Give the line with "What data populates" again, along with every line below it to the end of the records, word for word.

Data for this exercise -

+---+

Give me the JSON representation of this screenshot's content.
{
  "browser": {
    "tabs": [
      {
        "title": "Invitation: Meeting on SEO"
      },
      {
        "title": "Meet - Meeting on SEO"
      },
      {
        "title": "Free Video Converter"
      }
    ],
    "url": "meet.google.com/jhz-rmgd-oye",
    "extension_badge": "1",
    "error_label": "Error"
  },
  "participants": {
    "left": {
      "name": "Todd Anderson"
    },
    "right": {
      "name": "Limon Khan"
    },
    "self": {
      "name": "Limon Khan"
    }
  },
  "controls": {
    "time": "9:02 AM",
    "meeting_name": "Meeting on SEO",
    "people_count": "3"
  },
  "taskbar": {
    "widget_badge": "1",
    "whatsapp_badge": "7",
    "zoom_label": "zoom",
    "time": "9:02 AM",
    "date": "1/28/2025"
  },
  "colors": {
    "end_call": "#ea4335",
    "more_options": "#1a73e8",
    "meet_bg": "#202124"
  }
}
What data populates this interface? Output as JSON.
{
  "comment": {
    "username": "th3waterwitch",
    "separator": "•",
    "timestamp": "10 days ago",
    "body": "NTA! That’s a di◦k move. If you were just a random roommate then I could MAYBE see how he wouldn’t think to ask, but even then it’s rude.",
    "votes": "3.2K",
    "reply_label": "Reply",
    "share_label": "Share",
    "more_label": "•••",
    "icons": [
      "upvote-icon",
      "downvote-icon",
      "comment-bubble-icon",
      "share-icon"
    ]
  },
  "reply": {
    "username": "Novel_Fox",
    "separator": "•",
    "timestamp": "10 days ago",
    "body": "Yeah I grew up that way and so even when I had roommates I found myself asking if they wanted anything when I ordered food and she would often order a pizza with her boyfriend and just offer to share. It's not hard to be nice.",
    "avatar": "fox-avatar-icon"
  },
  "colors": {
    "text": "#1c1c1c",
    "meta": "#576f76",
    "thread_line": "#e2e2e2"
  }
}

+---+

Completed task -
What data populates this interface? Output as JSON.
{
  "comment": {
    "username": "th3waterwitch",
    "separator": "•",
    "timestamp": "10 days ago",
    "body": "NTA! That’s a di◦k move. If you were just a random roommate then I could MAYBE see how he wouldn’t think to ask, but even then it’s rude.",
    "votes": "3.2K",
    "reply_label": "Reply",
    "share_label": "Share",
    "more_label": "•••",
    "icons": [
      "upvote-icon",
      "downvote-icon",
      "comment-bubble-icon",
      "share-icon"
    ]
  },
  "reply": {
    "username": "Novel_Fox",
    "separator": "•",
    "timestamp": "10 days ago",
    "body": "Yeah I grew up that way and so even when I had roommates I found myself asking if they wanted anything when I ordered food and she would often order a pizza with her boyfriend and just offer to share. It's not hard to be nice.",
    "avatar": "fox-avatar-icon"
  },
  "colors": {
    "text": "#1c1c1c",
    "meta": "#576f76",
    "thread_line": "#e2e2e2"
  }
}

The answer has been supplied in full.